What is needed: What lines of the data hold the string "small"? Copy them all.
*** Source material Section Begins ***
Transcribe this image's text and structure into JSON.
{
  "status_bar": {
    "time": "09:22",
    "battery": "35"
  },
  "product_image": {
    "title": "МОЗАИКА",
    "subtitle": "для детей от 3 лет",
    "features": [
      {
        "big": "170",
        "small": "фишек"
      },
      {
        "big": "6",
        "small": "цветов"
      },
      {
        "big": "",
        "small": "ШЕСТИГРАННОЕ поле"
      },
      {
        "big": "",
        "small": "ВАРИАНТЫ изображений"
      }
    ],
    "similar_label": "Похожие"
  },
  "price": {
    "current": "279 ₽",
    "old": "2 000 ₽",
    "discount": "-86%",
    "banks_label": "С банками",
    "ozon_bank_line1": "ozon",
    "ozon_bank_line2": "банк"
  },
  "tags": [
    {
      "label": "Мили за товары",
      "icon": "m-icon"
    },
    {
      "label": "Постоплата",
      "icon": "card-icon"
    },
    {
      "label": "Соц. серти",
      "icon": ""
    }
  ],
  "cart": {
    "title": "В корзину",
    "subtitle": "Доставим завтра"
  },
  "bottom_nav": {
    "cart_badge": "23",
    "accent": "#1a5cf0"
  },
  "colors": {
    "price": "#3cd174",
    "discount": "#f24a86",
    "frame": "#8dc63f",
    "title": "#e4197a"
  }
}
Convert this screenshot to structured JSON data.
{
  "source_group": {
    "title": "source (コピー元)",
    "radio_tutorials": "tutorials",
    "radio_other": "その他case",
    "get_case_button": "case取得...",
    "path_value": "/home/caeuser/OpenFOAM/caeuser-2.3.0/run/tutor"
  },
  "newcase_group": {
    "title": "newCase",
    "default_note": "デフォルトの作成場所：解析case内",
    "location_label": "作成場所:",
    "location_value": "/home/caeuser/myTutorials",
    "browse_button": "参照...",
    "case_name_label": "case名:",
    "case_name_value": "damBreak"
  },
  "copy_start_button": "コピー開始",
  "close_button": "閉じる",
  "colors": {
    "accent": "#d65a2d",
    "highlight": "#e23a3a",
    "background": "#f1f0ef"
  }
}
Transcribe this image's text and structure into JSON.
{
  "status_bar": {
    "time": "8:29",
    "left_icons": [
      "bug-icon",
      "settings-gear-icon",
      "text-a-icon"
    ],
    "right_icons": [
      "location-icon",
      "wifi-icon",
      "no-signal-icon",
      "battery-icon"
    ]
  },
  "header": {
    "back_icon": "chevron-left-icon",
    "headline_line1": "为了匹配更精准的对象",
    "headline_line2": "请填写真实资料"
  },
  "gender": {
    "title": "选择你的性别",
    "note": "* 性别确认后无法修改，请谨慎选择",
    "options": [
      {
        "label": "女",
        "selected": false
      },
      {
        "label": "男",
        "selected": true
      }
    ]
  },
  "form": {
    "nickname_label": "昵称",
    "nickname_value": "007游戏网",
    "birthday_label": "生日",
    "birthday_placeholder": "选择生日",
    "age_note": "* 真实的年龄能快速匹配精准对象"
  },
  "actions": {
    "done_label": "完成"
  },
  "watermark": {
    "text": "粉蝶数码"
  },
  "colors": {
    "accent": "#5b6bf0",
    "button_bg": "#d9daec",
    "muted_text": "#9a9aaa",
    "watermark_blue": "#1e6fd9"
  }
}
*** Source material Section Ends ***
Exercise result:
        "small": "фишек"
        "small": "цветов"
        "small": "ШЕСТИГРАННОЕ поле"
        "small": "ВАРИАНТЫ изображений"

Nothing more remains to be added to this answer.